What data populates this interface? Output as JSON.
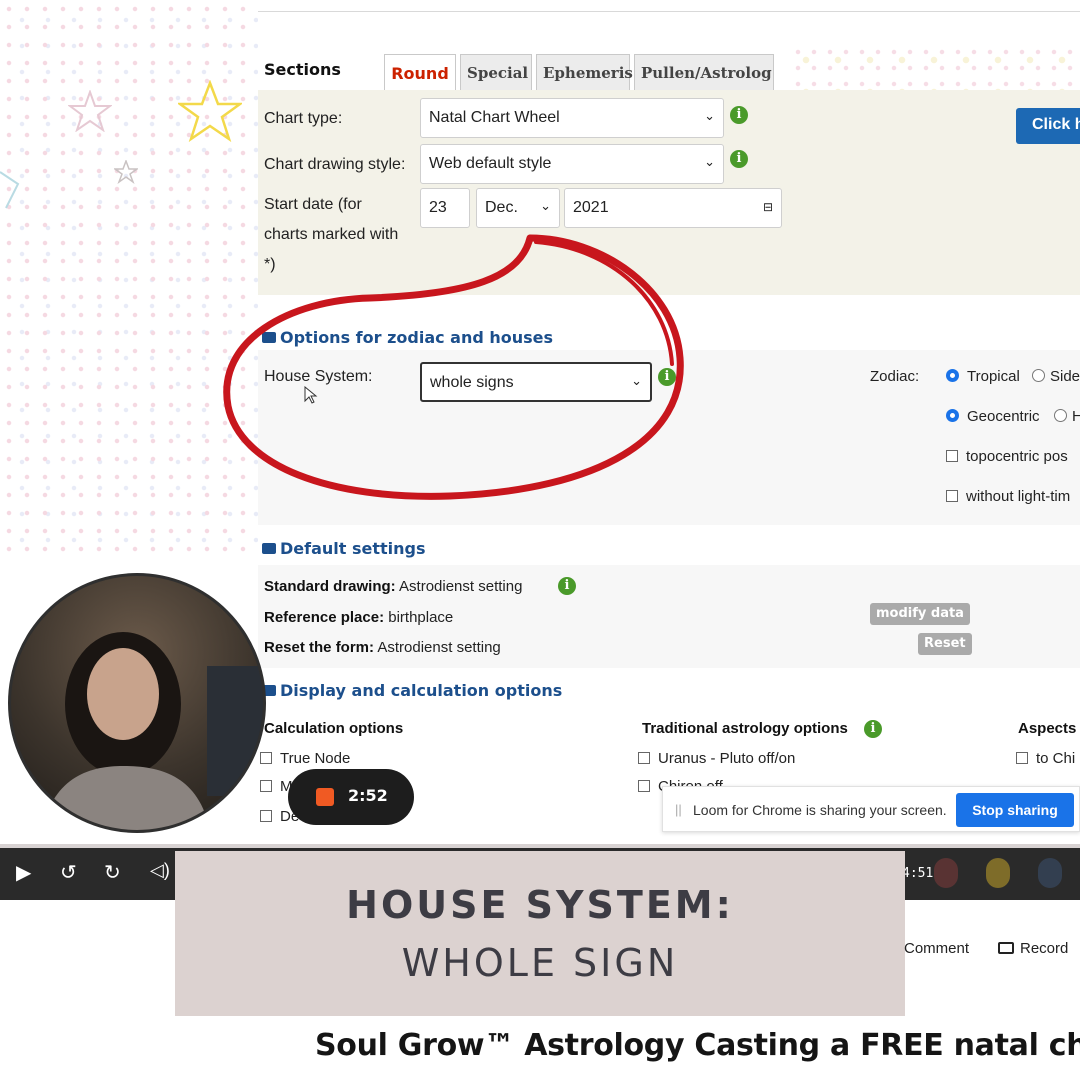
{
  "form": {
    "sections_label": "Sections",
    "tabs": [
      {
        "label": "Round",
        "active": true
      },
      {
        "label": "Special",
        "active": false
      },
      {
        "label": "Ephemeris",
        "active": false
      },
      {
        "label": "Pullen/Astrolog",
        "active": false
      }
    ],
    "chart_type_label": "Chart type:",
    "chart_type_value": "Natal Chart Wheel",
    "drawing_style_label": "Chart drawing style:",
    "drawing_style_value": "Web default style",
    "start_date_label_1": "Start date (for",
    "start_date_label_2": "charts marked with",
    "start_date_label_3": "*)",
    "start_day": "23",
    "start_month": "Dec.",
    "start_year": "2021",
    "click_button_label": "Click h",
    "zodiac_section_title": "Options for zodiac and houses",
    "house_system_label": "House System:",
    "house_system_value": "whole signs",
    "zodiac_label": "Zodiac:",
    "zodiac_tropical": "Tropical",
    "zodiac_sidereal": "Side",
    "geocentric": "Geocentric",
    "helio": "H",
    "topocentric": "topocentric pos",
    "light_time": "without light-tim",
    "defaults_title": "Default settings",
    "standard_drawing_label": "Standard drawing:",
    "standard_drawing_value": "Astrodienst setting",
    "reference_place_label": "Reference place:",
    "reference_place_value": "birthplace",
    "reset_form_label": "Reset the form:",
    "reset_form_value": "Astrodienst setting",
    "modify_data_button": "modify data",
    "reset_button": "Reset",
    "display_title": "Display and calculation options",
    "calc_options_head": "Calculation options",
    "traditional_head": "Traditional astrology options",
    "aspects_head": "Aspects",
    "true_node": "True Node",
    "calc_row2": "M",
    "calc_row3": "De",
    "uranus_pluto": "Uranus - Pluto off/on",
    "trad_row2": "Chiron off",
    "to_chiron": "to Chi"
  },
  "loom": {
    "message": "Loom for Chrome is sharing your screen.",
    "stop_label": "Stop sharing"
  },
  "recording": {
    "time": "2:52"
  },
  "player": {
    "duration": "4:51"
  },
  "caption": {
    "title": "HOUSE SYSTEM:",
    "subtitle": "WHOLE SIGN"
  },
  "actions": {
    "comment": "Comment",
    "record": "Record"
  },
  "video_title": "Soul Grow™ Astrology Casting a FREE natal chart",
  "colors": {
    "accent_blue": "#1d69b4",
    "tab_active": "#cc2200",
    "annotation_red": "#c8161d",
    "caption_bg": "#dcd2d0",
    "rec_orange": "#f05a23"
  }
}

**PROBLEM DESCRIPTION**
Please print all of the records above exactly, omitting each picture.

**FINISHED TASK**
What data populates this interface? Output as JSON.
{
  "form": {
    "sections_label": "Sections",
    "tabs": [
      {
        "label": "Round",
        "active": true
      },
      {
        "label": "Special",
        "active": false
      },
      {
        "label": "Ephemeris",
        "active": false
      },
      {
        "label": "Pullen/Astrolog",
        "active": false
      }
    ],
    "chart_type_label": "Chart type:",
    "chart_type_value": "Natal Chart Wheel",
    "drawing_style_label": "Chart drawing style:",
    "drawing_style_value": "Web default style",
    "start_date_label_1": "Start date (for",
    "start_date_label_2": "charts marked with",
    "start_date_label_3": "*)",
    "start_day": "23",
    "start_month": "Dec.",
    "start_year": "2021",
    "click_button_label": "Click h",
    "zodiac_section_title": "Options for zodiac and houses",
    "house_system_label": "House System:",
    "house_system_value": "whole signs",
    "zodiac_label": "Zodiac:",
    "zodiac_tropical": "Tropical",
    "zodiac_sidereal": "Side",
    "geocentric": "Geocentric",
    "helio": "H",
    "topocentric": "topocentric pos",
    "light_time": "without light-tim",
    "defaults_title": "Default settings",
    "standard_drawing_label": "Standard drawing:",
    "standard_drawing_value": "Astrodienst setting",
    "reference_place_label": "Reference place:",
    "reference_place_value": "birthplace",
    "reset_form_label": "Reset the form:",
    "reset_form_value": "Astrodienst setting",
    "modify_data_button": "modify data",
    "reset_button": "Reset",
    "display_title": "Display and calculation options",
    "calc_options_head": "Calculation options",
    "traditional_head": "Traditional astrology options",
    "aspects_head": "Aspects",
    "true_node": "True Node",
    "calc_row2": "M",
    "calc_row3": "De",
    "uranus_pluto": "Uranus - Pluto off/on",
    "trad_row2": "Chiron off",
    "to_chiron": "to Chi"
  },
  "loom": {
    "message": "Loom for Chrome is sharing your screen.",
    "stop_label": "Stop sharing"
  },
  "recording": {
    "time": "2:52"
  },
  "player": {
    "duration": "4:51"
  },
  "caption": {
    "title": "HOUSE SYSTEM:",
    "subtitle": "WHOLE SIGN"
  },
  "actions": {
    "comment": "Comment",
    "record": "Record"
  },
  "video_title": "Soul Grow™ Astrology Casting a FREE natal chart",
  "colors": {
    "accent_blue": "#1d69b4",
    "tab_active": "#cc2200",
    "annotation_red": "#c8161d",
    "caption_bg": "#dcd2d0",
    "rec_orange": "#f05a23"
  }
}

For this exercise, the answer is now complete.